Questions About the Lottery

The lottery is a type of gambling in which people can win money or prizes by drawing numbers. It is a popular activity in many countries around the world, and it is often used to raise funds for a variety of purposes. Some of these purposes include construction of public works, charitable activities, and education. The history of lotteries dates back to the medieval era, when local towns would hold public lotteries in order to raise money for town fortifications and other projects. The first recorded lotteries to offer tickets for sale with prize money were held in the Low Countries in the 15th century.

Despite the ubiquity of lotteries, there are still some questions surrounding them. One of the most important concerns is the extent to which the profits from a lottery are distributed equitably. Research has shown that the percentage of winnings awarded to players varies by lottery, and that winners are disproportionately lower-income, less educated, and nonwhite.
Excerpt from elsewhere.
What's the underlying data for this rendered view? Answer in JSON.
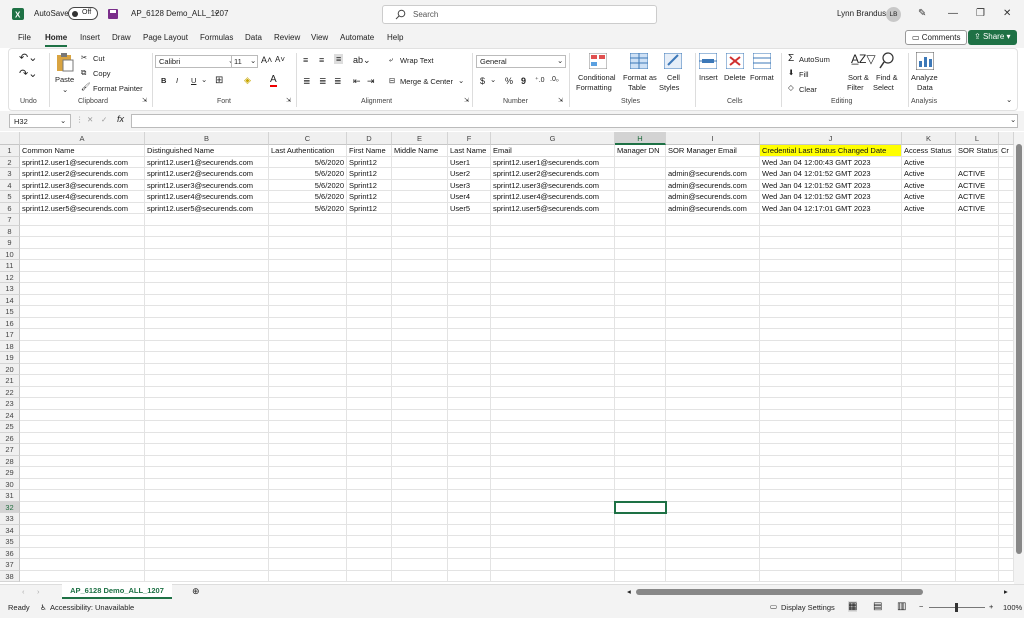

As a result, the profits from a lottery are highly concentrated among a small number of players.

Another issue is the effect of lottery playing on state governments’ fiscal health. Many state governments have adopted lotteries, and their popularity often increases during times of economic stress when the public is concerned about the prospect of tax increases or cuts to public services. However, lottery revenues do not appear to be linked to the state’s actual financial condition, as the proceeds from lotteries have won broad public support even when a state has an excellent record of budgetary management.
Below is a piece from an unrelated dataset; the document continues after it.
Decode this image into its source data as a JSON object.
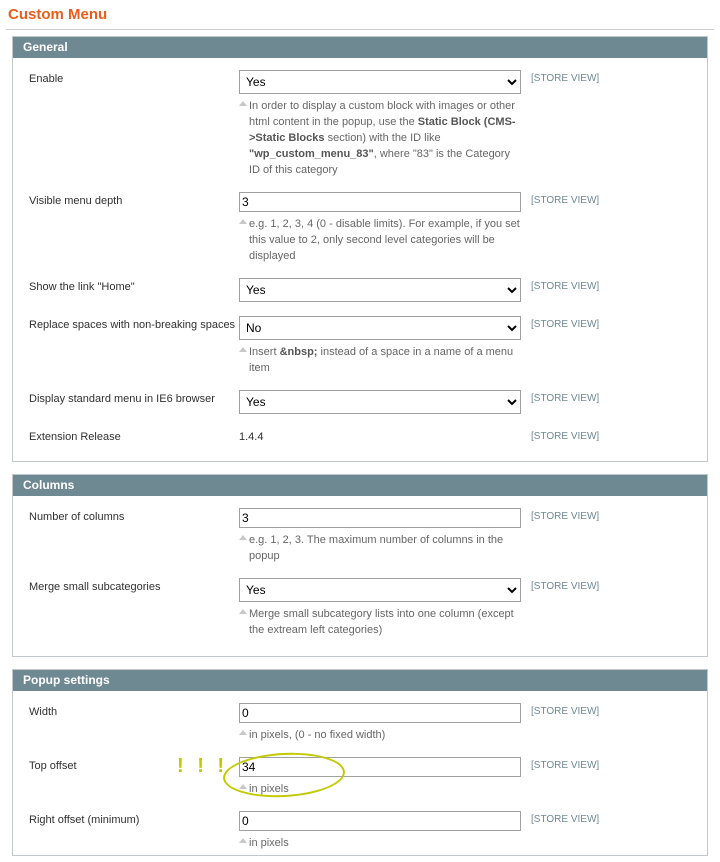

The success of a lottery depends on several factors, including the size of the prize, the frequency and frequency of prizes, and the total pool of available funds. The size of a prize is particularly important, since it draws the interest and attention of potential bettors. In addition, a large prize encourages repeat play, and it also makes the likelihood of a winning ticket greater. The number of drawings and the frequency of prizes are also important considerations.

Although most modern lotteries allow bettors to select their own numbers, they may also choose to let the computer select them for them. This is a good option for people who don’t want to take the time to pick their own numbers. Using the computer is also a way to reduce the possibility of sharing a jackpot with other lottery players.

In general, it is a bad idea to choose numbers that have sentimental value, like birthdays or personal numbers. This can lead to a repetitive pattern of numbers that is more likely to be shared, which will significantly decrease your odds of winning the jackpot. Instead, try to pick random numbers that are not close together. This will make it more difficult for other people to match your numbers, and you will increase your chances of having the entire jackpot to yourself. Additionally, you should avoid picking numbers that are associated with a particular location or month.